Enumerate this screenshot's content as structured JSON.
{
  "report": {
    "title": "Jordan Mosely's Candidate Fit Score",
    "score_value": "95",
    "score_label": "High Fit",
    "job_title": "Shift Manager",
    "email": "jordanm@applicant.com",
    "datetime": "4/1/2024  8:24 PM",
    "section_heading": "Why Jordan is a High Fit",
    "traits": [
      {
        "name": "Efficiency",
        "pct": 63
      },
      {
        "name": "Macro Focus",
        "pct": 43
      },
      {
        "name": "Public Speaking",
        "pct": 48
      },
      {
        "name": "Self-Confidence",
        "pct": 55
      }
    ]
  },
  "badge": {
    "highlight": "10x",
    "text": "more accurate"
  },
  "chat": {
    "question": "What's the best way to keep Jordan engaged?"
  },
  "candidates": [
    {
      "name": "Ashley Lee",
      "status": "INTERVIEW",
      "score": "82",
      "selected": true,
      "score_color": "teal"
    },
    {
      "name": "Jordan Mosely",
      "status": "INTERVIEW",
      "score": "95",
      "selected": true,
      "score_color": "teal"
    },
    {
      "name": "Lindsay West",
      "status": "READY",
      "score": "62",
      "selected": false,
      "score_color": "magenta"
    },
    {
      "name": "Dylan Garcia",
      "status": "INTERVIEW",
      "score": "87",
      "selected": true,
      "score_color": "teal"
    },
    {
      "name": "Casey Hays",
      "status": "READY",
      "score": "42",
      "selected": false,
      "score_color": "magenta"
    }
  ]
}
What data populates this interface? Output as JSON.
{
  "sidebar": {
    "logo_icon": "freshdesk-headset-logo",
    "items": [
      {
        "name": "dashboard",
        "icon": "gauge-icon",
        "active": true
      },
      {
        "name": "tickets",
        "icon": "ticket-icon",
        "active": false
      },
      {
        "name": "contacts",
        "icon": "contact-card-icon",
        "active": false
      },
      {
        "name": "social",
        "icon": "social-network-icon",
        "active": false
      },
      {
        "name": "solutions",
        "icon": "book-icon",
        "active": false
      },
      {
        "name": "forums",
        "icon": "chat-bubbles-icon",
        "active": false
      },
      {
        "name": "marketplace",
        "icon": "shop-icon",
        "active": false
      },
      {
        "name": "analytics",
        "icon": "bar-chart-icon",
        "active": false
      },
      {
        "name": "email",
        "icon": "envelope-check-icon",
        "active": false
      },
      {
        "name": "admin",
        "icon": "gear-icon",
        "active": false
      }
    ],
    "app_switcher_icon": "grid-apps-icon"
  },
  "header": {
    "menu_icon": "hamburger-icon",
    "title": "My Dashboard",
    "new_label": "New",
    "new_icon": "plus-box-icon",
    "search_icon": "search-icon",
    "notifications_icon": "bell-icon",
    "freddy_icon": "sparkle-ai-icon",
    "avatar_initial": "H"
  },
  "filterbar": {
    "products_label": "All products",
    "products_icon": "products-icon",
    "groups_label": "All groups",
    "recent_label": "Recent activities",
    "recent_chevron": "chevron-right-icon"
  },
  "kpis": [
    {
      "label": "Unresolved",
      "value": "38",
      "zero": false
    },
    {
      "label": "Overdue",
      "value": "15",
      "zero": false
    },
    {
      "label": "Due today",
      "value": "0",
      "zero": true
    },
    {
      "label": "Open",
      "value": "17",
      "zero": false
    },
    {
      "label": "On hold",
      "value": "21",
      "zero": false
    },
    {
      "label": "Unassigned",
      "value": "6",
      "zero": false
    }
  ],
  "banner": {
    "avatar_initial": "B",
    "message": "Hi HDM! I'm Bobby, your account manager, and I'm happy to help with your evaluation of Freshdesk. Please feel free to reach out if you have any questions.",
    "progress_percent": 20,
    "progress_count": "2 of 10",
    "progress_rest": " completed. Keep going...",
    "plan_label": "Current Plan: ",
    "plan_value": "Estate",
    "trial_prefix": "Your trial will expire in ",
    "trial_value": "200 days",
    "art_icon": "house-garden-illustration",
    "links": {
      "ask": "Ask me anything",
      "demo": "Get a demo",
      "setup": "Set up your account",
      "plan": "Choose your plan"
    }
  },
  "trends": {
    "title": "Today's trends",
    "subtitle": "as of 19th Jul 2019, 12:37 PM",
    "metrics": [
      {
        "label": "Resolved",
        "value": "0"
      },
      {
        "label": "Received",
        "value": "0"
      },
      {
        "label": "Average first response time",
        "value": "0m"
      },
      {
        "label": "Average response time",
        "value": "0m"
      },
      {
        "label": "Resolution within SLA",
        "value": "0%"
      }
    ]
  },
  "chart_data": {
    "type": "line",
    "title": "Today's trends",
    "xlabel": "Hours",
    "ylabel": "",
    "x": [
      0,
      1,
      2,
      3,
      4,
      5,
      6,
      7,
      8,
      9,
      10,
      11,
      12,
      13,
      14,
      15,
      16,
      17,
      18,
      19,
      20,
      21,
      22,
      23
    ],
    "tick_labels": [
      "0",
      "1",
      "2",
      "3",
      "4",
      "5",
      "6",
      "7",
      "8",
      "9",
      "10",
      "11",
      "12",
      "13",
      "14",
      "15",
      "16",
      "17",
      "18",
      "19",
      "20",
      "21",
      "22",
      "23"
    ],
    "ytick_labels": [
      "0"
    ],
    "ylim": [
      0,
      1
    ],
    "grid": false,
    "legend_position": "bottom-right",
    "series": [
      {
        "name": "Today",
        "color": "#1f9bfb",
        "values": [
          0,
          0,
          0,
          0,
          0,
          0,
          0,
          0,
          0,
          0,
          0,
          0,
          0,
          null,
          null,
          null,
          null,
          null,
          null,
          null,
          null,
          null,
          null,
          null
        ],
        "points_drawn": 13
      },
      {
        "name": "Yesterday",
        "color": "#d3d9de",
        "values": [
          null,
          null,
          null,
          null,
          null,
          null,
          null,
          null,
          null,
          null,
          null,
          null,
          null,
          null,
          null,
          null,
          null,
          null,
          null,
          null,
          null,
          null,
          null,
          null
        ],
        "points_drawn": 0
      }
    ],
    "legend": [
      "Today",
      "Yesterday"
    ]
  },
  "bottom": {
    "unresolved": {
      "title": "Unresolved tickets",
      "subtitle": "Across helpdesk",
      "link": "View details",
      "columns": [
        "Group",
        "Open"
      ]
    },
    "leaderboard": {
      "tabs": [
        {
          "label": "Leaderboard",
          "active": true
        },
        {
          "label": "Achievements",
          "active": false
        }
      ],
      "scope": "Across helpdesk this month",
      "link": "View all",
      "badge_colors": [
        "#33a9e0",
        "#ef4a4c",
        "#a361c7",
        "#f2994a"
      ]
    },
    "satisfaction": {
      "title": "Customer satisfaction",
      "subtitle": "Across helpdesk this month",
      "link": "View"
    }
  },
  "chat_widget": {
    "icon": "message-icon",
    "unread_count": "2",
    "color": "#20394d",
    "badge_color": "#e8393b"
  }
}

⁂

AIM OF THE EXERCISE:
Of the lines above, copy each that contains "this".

ANSWER:
Enumerate this screenshot's content as structured JSON.
What data populates this interface? Output as JSON.
      "scope": "Across helpdesk this month",
      "subtitle": "Across helpdesk this month",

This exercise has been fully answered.